since i've only used my throat plate that lets me zig zag stitch when FMQing, I'd be afraid to put my single hole plate on. but i guess you could. but why? it's not necessary at all. sometimes advice isn't always right.
I've switched to the single-hole throat plate when doing free motion and like it better. No chance for the fabric to get pushed down into the space and it moves smoother over the surface. And Yes, I noticed a difference.
I use a single hole needle plate and I do prefer the feed dogs up and helping,I also turn the stitch length to 0. It does not drag my fabric it is terrific for me. It is a personal preference whether you lower the dogs or not and sometimes your machine dictates. Actually it was our Boziea who shared with me the setting she used and dogs up and I did that way from then on because it worked and I don't get eyelashes or skipped stitches.I also use a topstitch needle Size 14 or larger.

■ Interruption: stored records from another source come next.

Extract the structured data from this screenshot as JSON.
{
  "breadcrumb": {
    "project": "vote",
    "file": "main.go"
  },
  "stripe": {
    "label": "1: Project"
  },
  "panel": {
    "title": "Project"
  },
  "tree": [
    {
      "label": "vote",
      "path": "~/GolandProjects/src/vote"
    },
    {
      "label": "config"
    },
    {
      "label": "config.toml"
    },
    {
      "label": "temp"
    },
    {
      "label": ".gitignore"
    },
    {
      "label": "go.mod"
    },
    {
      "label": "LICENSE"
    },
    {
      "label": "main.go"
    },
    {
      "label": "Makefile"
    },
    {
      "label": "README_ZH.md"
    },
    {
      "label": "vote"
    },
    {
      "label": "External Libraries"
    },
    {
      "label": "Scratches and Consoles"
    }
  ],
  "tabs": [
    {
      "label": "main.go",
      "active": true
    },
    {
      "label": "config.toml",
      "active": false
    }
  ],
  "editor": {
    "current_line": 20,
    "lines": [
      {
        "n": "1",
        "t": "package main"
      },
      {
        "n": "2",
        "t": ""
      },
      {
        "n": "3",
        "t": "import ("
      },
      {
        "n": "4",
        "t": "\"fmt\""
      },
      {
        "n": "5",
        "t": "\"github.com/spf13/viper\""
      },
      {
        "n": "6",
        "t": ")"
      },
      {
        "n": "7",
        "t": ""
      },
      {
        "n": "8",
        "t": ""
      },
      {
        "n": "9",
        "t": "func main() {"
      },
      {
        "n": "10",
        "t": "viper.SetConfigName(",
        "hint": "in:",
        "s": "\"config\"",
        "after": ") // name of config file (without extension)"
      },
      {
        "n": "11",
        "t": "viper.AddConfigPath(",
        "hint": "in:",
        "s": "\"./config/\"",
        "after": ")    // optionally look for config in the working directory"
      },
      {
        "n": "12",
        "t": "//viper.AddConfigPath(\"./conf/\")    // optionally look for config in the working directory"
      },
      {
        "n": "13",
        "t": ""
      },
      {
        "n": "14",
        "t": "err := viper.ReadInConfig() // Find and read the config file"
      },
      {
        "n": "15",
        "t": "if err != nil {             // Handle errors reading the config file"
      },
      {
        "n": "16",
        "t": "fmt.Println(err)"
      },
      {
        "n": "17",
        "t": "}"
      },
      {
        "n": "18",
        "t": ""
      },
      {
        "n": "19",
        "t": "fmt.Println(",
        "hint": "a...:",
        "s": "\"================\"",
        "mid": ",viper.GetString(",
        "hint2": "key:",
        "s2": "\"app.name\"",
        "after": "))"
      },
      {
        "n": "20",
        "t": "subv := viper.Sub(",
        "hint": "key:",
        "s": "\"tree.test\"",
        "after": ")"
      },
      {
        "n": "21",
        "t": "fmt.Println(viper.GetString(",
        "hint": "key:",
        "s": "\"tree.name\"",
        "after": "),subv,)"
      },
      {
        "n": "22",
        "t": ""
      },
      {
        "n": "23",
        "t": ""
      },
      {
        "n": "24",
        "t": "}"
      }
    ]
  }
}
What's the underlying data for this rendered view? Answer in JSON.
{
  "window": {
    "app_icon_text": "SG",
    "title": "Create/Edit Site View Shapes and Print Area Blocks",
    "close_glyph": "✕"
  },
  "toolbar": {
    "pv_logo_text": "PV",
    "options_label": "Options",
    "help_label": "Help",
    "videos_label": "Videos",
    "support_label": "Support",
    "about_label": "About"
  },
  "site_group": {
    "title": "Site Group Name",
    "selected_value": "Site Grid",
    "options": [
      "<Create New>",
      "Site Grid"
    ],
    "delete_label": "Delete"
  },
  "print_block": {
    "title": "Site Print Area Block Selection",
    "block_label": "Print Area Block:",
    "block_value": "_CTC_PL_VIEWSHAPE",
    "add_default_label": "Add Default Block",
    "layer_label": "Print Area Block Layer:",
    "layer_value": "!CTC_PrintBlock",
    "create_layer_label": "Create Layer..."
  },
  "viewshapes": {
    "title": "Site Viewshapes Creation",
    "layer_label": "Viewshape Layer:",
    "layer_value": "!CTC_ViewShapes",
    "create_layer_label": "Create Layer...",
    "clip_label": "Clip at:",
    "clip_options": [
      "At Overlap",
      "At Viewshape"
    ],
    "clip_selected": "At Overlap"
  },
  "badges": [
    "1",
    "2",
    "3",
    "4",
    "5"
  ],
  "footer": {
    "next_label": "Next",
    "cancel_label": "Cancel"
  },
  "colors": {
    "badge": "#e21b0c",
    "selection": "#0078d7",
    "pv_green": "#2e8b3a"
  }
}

May "In Michigan"
Posts: 9343 | Location: Michigan,up North,the west side of Perfect | Registered: Sep 14, 2004
I've accidentally left my feed dogs up several times and notice no difference. As Leah says: improve your fmq with practice, practice, and practice more. I made four identical wallhangings last week. By the time I finished tge quilting on #4 I really liked what I was doing and wanted overs. On 1, 2, & 3.
I have a Bernina Activa 130 (got it in 2000--I sure do miss my old Singer Touch & Sew though!). It doesn't have the needle down feature, so that's kind of a nuisance.
Hopefully, I'll get to quilting my three table runners sometime this week. I'm going to try a sample of stippling with the feed dogs up, which I had no idea could be done. Right now I'm not too crazy about my practice sessions with the feed dogs down. My biggest decision is how to attack the project--where to start and where to go with my stitching. The runners consist of two rows of five 8" squares plus a 2-inch border and it's got about 24 safety pins spaced about the size of a fist apart.This message has been edited. Last edited by: CA Lori,
Another trick I've used rather than gloves to help grip my fabric - I buy rubber shelf liner at my dollar store and cut into squares, rougly 3". I use these squares to help me guide the fabric - my hands don't slip.
Posts: 510 | Location: Oregon | Registered: Aug 19, 2004